*** SUPPLIED MATERIAL ***

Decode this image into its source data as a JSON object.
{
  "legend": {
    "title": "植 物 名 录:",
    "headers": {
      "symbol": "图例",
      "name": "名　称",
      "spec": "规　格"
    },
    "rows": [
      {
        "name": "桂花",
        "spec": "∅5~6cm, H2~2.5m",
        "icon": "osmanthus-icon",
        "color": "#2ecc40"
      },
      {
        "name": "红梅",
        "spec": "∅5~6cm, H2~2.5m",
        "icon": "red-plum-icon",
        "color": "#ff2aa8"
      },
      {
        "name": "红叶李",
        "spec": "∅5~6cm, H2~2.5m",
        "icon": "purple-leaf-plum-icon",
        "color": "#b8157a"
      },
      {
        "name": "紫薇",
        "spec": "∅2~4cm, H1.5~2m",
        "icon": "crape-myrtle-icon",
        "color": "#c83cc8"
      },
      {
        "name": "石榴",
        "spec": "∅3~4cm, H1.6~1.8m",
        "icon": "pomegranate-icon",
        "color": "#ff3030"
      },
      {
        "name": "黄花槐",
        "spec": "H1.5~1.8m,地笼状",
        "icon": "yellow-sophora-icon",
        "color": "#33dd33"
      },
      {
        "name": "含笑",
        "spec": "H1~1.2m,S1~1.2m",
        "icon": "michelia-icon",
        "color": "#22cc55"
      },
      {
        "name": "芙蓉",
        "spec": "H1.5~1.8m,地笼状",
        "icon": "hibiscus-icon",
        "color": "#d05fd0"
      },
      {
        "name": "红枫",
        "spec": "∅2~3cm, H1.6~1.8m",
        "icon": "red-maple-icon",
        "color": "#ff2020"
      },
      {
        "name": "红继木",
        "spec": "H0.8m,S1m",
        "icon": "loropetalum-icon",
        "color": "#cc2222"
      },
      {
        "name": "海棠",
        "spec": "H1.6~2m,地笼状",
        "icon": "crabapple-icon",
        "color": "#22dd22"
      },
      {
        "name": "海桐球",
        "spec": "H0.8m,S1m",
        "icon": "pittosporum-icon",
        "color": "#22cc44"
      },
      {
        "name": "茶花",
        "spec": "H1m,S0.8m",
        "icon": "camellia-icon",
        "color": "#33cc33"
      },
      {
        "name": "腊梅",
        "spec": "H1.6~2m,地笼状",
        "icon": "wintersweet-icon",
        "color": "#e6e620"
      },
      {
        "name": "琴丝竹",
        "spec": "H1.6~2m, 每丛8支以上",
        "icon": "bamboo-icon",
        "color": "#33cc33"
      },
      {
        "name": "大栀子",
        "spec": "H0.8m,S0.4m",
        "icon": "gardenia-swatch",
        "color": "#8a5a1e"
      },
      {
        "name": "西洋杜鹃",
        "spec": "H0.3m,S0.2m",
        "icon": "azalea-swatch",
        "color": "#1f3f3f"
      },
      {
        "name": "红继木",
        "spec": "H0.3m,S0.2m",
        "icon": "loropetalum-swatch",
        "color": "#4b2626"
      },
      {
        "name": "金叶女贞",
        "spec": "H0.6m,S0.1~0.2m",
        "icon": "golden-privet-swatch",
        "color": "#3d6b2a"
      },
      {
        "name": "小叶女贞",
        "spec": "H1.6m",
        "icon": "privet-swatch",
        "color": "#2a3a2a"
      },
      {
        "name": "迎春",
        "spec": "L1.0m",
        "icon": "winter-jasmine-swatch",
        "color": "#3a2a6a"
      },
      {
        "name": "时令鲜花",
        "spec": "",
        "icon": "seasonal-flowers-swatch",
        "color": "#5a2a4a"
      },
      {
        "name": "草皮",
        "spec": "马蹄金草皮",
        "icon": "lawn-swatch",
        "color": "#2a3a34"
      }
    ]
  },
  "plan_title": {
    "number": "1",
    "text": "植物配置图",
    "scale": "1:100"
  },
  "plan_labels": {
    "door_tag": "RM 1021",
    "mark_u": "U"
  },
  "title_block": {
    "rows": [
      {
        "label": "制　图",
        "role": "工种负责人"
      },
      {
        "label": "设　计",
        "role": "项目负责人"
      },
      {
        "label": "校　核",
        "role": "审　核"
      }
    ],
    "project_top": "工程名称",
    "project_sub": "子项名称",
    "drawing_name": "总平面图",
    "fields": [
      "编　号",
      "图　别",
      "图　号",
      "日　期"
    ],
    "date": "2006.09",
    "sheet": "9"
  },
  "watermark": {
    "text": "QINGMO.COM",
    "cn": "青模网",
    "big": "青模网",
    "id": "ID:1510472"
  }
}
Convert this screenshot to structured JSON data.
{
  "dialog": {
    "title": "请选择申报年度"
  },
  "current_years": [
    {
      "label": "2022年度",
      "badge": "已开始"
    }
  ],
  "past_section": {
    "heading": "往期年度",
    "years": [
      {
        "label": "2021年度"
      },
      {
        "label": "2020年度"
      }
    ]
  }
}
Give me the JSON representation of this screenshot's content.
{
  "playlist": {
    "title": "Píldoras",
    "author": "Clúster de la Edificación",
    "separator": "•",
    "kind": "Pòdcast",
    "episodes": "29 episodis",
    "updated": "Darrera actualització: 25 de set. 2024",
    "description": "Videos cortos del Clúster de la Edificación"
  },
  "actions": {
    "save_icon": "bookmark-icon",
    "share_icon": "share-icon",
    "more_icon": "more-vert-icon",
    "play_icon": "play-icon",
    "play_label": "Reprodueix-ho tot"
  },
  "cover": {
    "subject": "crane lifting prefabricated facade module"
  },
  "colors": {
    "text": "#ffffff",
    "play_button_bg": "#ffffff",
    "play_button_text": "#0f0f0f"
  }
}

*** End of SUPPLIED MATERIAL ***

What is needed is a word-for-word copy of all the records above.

Decode this image into its source data as a JSON object.
{
  "legend": {
    "title": "植 物 名 录:",
    "headers": {
      "symbol": "图例",
      "name": "名　称",
      "spec": "规　格"
    },
    "rows": [
      {
        "name": "桂花",
        "spec": "∅5~6cm, H2~2.5m",
        "icon": "osmanthus-icon",
        "color": "#2ecc40"
      },
      {
        "name": "红梅",
        "spec": "∅5~6cm, H2~2.5m",
        "icon": "red-plum-icon",
        "color": "#ff2aa8"
      },
      {
        "name": "红叶李",
        "spec": "∅5~6cm, H2~2.5m",
        "icon": "purple-leaf-plum-icon",
        "color": "#b8157a"
      },
      {
        "name": "紫薇",
        "spec": "∅2~4cm, H1.5~2m",
        "icon": "crape-myrtle-icon",
        "color": "#c83cc8"
      },
      {
        "name": "石榴",
        "spec": "∅3~4cm, H1.6~1.8m",
        "icon": "pomegranate-icon",
        "color": "#ff3030"
      },
      {
        "name": "黄花槐",
        "spec": "H1.5~1.8m,地笼状",
        "icon": "yellow-sophora-icon",
        "color": "#33dd33"
      },
      {
        "name": "含笑",
        "spec": "H1~1.2m,S1~1.2m",
        "icon": "michelia-icon",
        "color": "#22cc55"
      },
      {
        "name": "芙蓉",
        "spec": "H1.5~1.8m,地笼状",
        "icon": "hibiscus-icon",
        "color": "#d05fd0"
      },
      {
        "name": "红枫",
        "spec": "∅2~3cm, H1.6~1.8m",
        "icon": "red-maple-icon",
        "color": "#ff2020"
      },
      {
        "name": "红继木",
        "spec": "H0.8m,S1m",
        "icon": "loropetalum-icon",
        "color": "#cc2222"
      },
      {
        "name": "海棠",
        "spec": "H1.6~2m,地笼状",
        "icon": "crabapple-icon",
        "color": "#22dd22"
      },
      {
        "name": "海桐球",
        "spec": "H0.8m,S1m",
        "icon": "pittosporum-icon",
        "color": "#22cc44"
      },
      {
        "name": "茶花",
        "spec": "H1m,S0.8m",
        "icon": "camellia-icon",
        "color": "#33cc33"
      },
      {
        "name": "腊梅",
        "spec": "H1.6~2m,地笼状",
        "icon": "wintersweet-icon",
        "color": "#e6e620"
      },
      {
        "name": "琴丝竹",
        "spec": "H1.6~2m, 每丛8支以上",
        "icon": "bamboo-icon",
        "color": "#33cc33"
      },
      {
        "name": "大栀子",
        "spec": "H0.8m,S0.4m",
        "icon": "gardenia-swatch",
        "color": "#8a5a1e"
      },
      {
        "name": "西洋杜鹃",
        "spec": "H0.3m,S0.2m",
        "icon": "azalea-swatch",
        "color": "#1f3f3f"
      },
      {
        "name": "红继木",
        "spec": "H0.3m,S0.2m",
        "icon": "loropetalum-swatch",
        "color": "#4b2626"
      },
      {
        "name": "金叶女贞",
        "spec": "H0.6m,S0.1~0.2m",
        "icon": "golden-privet-swatch",
        "color": "#3d6b2a"
      },
      {
        "name": "小叶女贞",
        "spec": "H1.6m",
        "icon": "privet-swatch",
        "color": "#2a3a2a"
      },
      {
        "name": "迎春",
        "spec": "L1.0m",
        "icon": "winter-jasmine-swatch",
        "color": "#3a2a6a"
      },
      {
        "name": "时令鲜花",
        "spec": "",
        "icon": "seasonal-flowers-swatch",
        "color": "#5a2a4a"
      },
      {
        "name": "草皮",
        "spec": "马蹄金草皮",
        "icon": "lawn-swatch",
        "color": "#2a3a34"
      }
    ]
  },
  "plan_title": {
    "number": "1",
    "text": "植物配置图",
    "scale": "1:100"
  },
  "plan_labels": {
    "door_tag": "RM 1021",
    "mark_u": "U"
  },
  "title_block": {
    "rows": [
      {
        "label": "制　图",
        "role": "工种负责人"
      },
      {
        "label": "设　计",
        "role": "项目负责人"
      },
      {
        "label": "校　核",
        "role": "审　核"
      }
    ],
    "project_top": "工程名称",
    "project_sub": "子项名称",
    "drawing_name": "总平面图",
    "fields": [
      "编　号",
      "图　别",
      "图　号",
      "日　期"
    ],
    "date": "2006.09",
    "sheet": "9"
  },
  "watermark": {
    "text": "QINGMO.COM",
    "cn": "青模网",
    "big": "青模网",
    "id": "ID:1510472"
  }
}
Convert this screenshot to structured JSON data.
{
  "dialog": {
    "title": "请选择申报年度"
  },
  "current_years": [
    {
      "label": "2022年度",
      "badge": "已开始"
    }
  ],
  "past_section": {
    "heading": "往期年度",
    "years": [
      {
        "label": "2021年度"
      },
      {
        "label": "2020年度"
      }
    ]
  }
}
Give me the JSON representation of this screenshot's content.
{
  "playlist": {
    "title": "Píldoras",
    "author": "Clúster de la Edificación",
    "separator": "•",
    "kind": "Pòdcast",
    "episodes": "29 episodis",
    "updated": "Darrera actualització: 25 de set. 2024",
    "description": "Videos cortos del Clúster de la Edificación"
  },
  "actions": {
    "save_icon": "bookmark-icon",
    "share_icon": "share-icon",
    "more_icon": "more-vert-icon",
    "play_icon": "play-icon",
    "play_label": "Reprodueix-ho tot"
  },
  "cover": {
    "subject": "crane lifting prefabricated facade module"
  },
  "colors": {
    "text": "#ffffff",
    "play_button_bg": "#ffffff",
    "play_button_text": "#0f0f0f"
  }
}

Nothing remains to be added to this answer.